It was a landmark week for the cryptocurrency industry as the king of cryptos marked ten years since Satoshi Nakamoto released the Bitcoin whitepaper. Bitcoin turned 10 on October 31, but there was little to celebrate as the crypto shed close to $200 just a day before its 10-year anniversary. This hasn’t stopped the industry from making major moves, with the South Korean investment firm, NXC kicking off the week by acquiring a controlling stake in Europe’s largest crypto exchange, Bitstamp. The week also saw Coinbase raise $300 million at an $8 billion valuation, Bittrex moved to Malta, Ledger opened an office in Hong Kong to target the Asian market, with the controversial Tether announcing a new banking partner.
The Week That Was
The week began with the acquisition of Europe’s largest crypto exchange, Bitstamp, by South Korean tech investment firm, NXC. NXC made the acquisition through its Belgian subsidiary, NXMH. It was the second such acquisition, with the $11 billion-worth NXC having acquired South Korean crypto exchange Korbit in September last year.
The week also saw more international companies launch blockchain and crypto projects as interest in the industry continued to grow. One of these is Indian payments services provider Hitachi which partnered with the State Bank of India (SBI) to launch a digital payments platform. SBI is India’s largest bank, serving over 420 million clients. Japanese IT giant Fujitsu also announced that it would launch a blockchain settlement platform in conjunction with nine Japanese banks. The world’s largest diamond mining firm, Alrosa, is also exploring blockchain technology after becoming a member of Tracr, a blockchain platform spearheaded by De Beers.
Coinbase was on the news once again, with a blog post announcing that the exchange had closed a round of funding that brought in $300 million. The funding round, which was led by Tiger Global and Andreessen Horowitz, valued the San Francisco-based exchange at an incredible $8 billion. In the same week, a report emerged indicating that the exchange expected to rake in $1.3 billion in revenues this year despite the bearish market. The estimate sees the company – whose COO denied reports indicating an impending IPO – perform even better than last year when cryptos were at record highs.
The second-largest stock exchange globally, Nasdaq, was also on the news after it announced that it would seek to help the crypto industry fight fraud through its cutting-edge market monitoring technology. Used in hundreds of markets across the world, Nasdaq’s technology monitors for wash trading, spoofing and other market manipulation tactics. In partnership with Microsoft, Nasdaq will also integrate its Financial Framework technology with Microsoft’s Azure Blockchain technology to develop “a ledger agnostic blockchain capability that supports a multi-ledger strategy.”

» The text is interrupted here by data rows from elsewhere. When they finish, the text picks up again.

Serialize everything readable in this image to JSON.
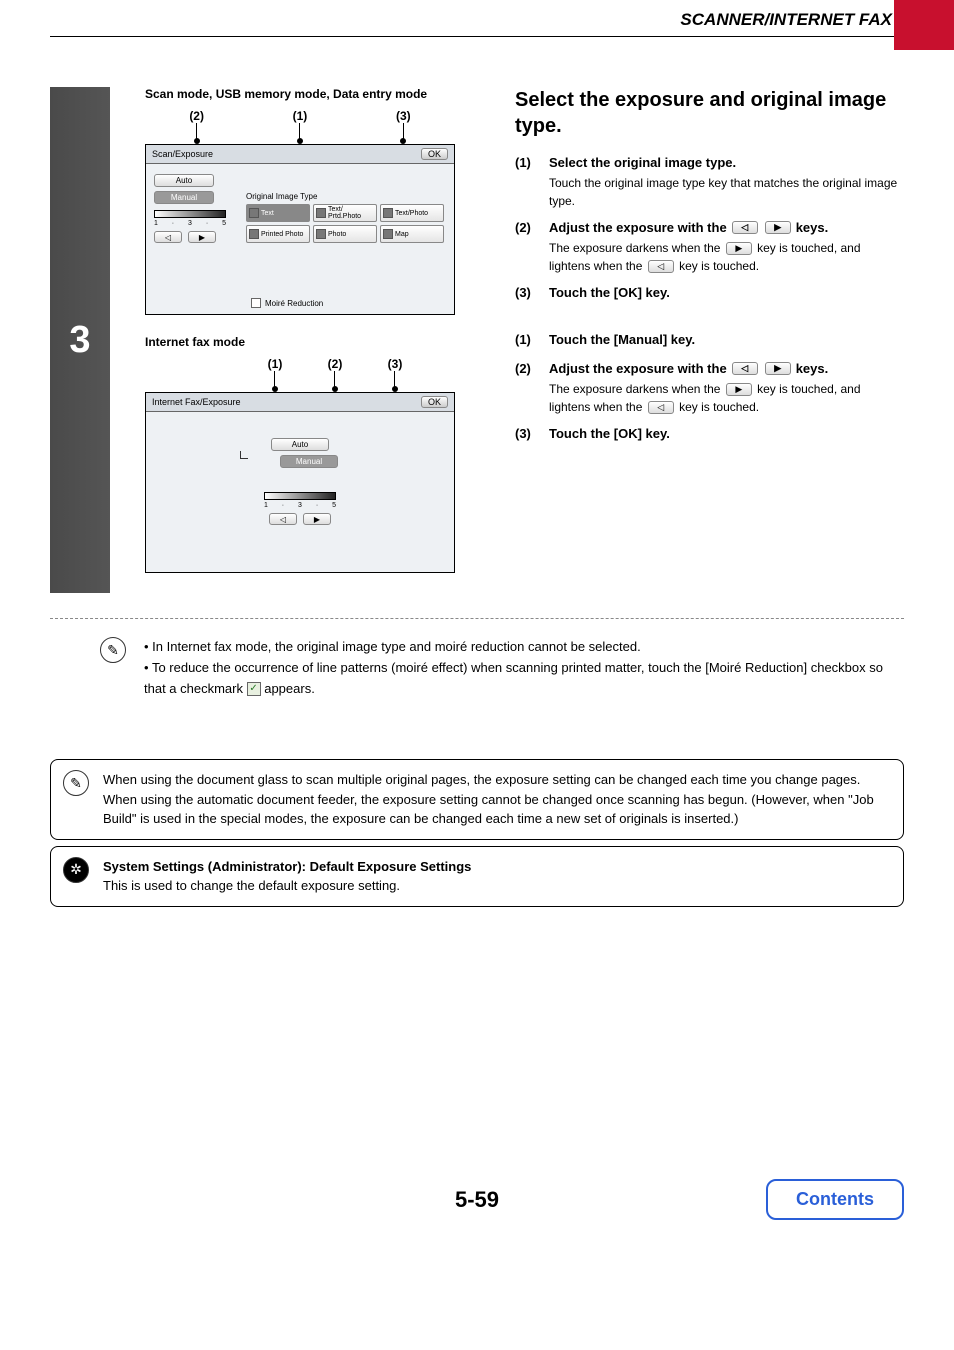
{
  "header": {
    "title": "SCANNER/INTERNET FAX"
  },
  "step": {
    "number": "3"
  },
  "left": {
    "caption1": "Scan mode, USB memory mode, Data entry mode",
    "caption2": "Internet fax mode",
    "panel1": {
      "title": "Scan/Exposure",
      "ok": "OK",
      "auto": "Auto",
      "manual": "Manual",
      "scale_lo": "1",
      "scale_mid": "3",
      "scale_hi": "5",
      "type_label": "Original Image Type",
      "btn_text": "Text",
      "btn_textprtd": "Text/ Prtd.Photo",
      "btn_textphoto": "Text/Photo",
      "btn_printed": "Printed Photo",
      "btn_photo": "Photo",
      "btn_map": "Map",
      "moire": "Moiré Reduction",
      "callout1": "(2)",
      "callout2": "(1)",
      "callout3": "(3)"
    },
    "panel2": {
      "title": "Internet Fax/Exposure",
      "ok": "OK",
      "auto": "Auto",
      "manual": "Manual",
      "scale_lo": "1",
      "scale_mid": "3",
      "scale_hi": "5",
      "callout1": "(1)",
      "callout2": "(2)",
      "callout3": "(3)"
    }
  },
  "right": {
    "heading": "Select the exposure and original image type.",
    "block1": [
      {
        "num": "(1)",
        "title": "Select the original image type.",
        "desc": "Touch the original image type key that matches the original image type."
      },
      {
        "num": "(2)",
        "title_pre": "Adjust the exposure with the ",
        "title_post": " keys.",
        "desc_a": "The exposure darkens when the ",
        "desc_b": " key is touched, and lightens when the ",
        "desc_c": " key is touched."
      },
      {
        "num": "(3)",
        "title": "Touch the [OK] key."
      }
    ],
    "block2": [
      {
        "num": "(1)",
        "title": "Touch the [Manual] key."
      },
      {
        "num": "(2)",
        "title_pre": "Adjust the exposure with the ",
        "title_post": " keys.",
        "desc_a": "The exposure darkens when the ",
        "desc_b": " key is touched, and lightens when the ",
        "desc_c": " key is touched."
      },
      {
        "num": "(3)",
        "title": "Touch the [OK] key."
      }
    ]
  },
  "notes": {
    "n1": "In Internet fax mode, the original image type and moiré reduction cannot be selected.",
    "n2_a": "To reduce the occurrence of line patterns (moiré effect) when scanning printed matter, touch the [Moiré Reduction] checkbox so that a checkmark ",
    "n2_b": " appears."
  },
  "info1": "When using the document glass to scan multiple original pages, the exposure setting can be changed each time you change pages. When using the automatic document feeder, the exposure setting cannot be changed once scanning has begun. (However, when \"Job Build\" is used in the special modes, the exposure can be changed each time a new set of originals is inserted.)",
  "info2": {
    "title": "System Settings (Administrator): Default Exposure Settings",
    "body": "This is used to change the default exposure setting."
  },
  "footer": {
    "page": "5-59",
    "contents": "Contents"
  }
}
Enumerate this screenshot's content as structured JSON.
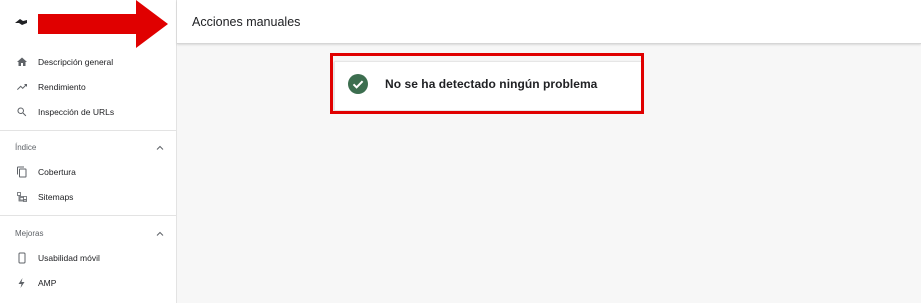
{
  "topbar": {
    "title": "Acciones manuales"
  },
  "sidebar": {
    "top_items": [
      {
        "label": "Descripción general",
        "icon": "home-icon"
      },
      {
        "label": "Rendimiento",
        "icon": "trending-up-icon"
      },
      {
        "label": "Inspección de URLs",
        "icon": "search-icon"
      }
    ],
    "sections": [
      {
        "title": "Índice",
        "items": [
          {
            "label": "Cobertura",
            "icon": "copy-icon"
          },
          {
            "label": "Sitemaps",
            "icon": "sitemap-icon"
          }
        ]
      },
      {
        "title": "Mejoras",
        "items": [
          {
            "label": "Usabilidad móvil",
            "icon": "smartphone-icon"
          },
          {
            "label": "AMP",
            "icon": "bolt-icon"
          }
        ]
      }
    ]
  },
  "main": {
    "status_message": "No se ha detectado ningún problema",
    "status_icon": "check-circle-icon"
  },
  "colors": {
    "annotation_red": "#e00000",
    "success_green": "#3c6e4f",
    "icon_grey": "#5f6368"
  }
}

The ever-controversial Tether was on the news as well, this time announcing a new banking partner. In a statement released on November 1, the company revealed that it had found a new banking partner; Bahamas-based Deltec Bank. In a letter attached to the statement, Tether also revealed that all its USDT coins were backed by dollars in reserve. However, as revealed by Bloomberg, the bank declined to comment on the issue, further making the statement by Tether more suspicious. The bank’s spokesperson, Melanie Hutcheson, was reportedly reached by phone but declined to confirm or deny whether the links to Tether were legitimate.